Like real trees, tree data structures exhibit branching. This carries a number of implications.

First, one must consider the degree of a tree. This refers to the maximum number of children that a node can have. The most common form of tree in computer science is a binary tree, in which each node can have up to 2 children. There are however, ternary trees, with up to 3 children, quaternary trees with up to four children, and so forth.

The next element to consider is the overall size of the tree. There are a number of ways to quantify tree size. One is the longest path from the root node to a leaf node. This is called the depth. If you imagine a tree as having layers, the depth is the number of layers.

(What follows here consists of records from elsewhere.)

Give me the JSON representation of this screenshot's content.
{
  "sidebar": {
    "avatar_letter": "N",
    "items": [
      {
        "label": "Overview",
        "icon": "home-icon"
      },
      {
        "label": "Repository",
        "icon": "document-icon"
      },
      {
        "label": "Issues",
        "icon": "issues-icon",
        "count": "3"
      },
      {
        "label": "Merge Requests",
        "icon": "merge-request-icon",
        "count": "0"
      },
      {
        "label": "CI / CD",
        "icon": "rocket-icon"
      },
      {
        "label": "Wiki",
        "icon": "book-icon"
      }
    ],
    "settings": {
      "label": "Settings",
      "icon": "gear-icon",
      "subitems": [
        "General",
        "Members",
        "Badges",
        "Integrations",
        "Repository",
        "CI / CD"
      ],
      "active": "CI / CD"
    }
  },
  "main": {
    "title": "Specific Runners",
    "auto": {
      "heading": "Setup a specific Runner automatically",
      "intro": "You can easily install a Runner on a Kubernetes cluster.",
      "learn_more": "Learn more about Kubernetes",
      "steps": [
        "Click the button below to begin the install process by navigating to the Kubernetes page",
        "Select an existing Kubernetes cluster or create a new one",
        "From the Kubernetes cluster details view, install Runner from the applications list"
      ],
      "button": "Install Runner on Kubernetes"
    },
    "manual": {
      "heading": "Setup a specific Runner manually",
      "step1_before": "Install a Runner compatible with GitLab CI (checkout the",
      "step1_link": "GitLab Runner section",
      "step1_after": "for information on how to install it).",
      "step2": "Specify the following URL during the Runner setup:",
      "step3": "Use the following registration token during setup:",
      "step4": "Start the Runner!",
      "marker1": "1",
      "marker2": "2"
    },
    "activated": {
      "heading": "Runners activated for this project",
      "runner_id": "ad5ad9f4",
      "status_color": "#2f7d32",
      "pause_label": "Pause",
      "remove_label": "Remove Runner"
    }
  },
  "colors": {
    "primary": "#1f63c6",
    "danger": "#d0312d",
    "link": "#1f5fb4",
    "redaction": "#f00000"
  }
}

When describing a tree, it is often convenient to be able to describe its form in detail. There are several terms which describe the form of trees. A balanced tree is one where all of the leaves of the tree are within one layer of one of each other. For example:

Figure %: Balanced Tree

is a balanced tree, whereas the following is not:

Figure %: Unbalanced Tree

A complete tree is a type of balanced tree, except that it has one more additional constraint. In a balanced tree, all leaves are of depth n or n + 1. In a complete tree, all of the leaves of depth n + 1 are further to the left than the leaves of depth n. Furthermore, in a complete tree, all branch nodes (except those at depth n) must have the maximum number of children.

Figure %: Complete Tree

A perfect tree is even more particular. It requires that all of the leaves be of the same depth and that every branching node has the maximum number of children.

Figure %: Perfect Tree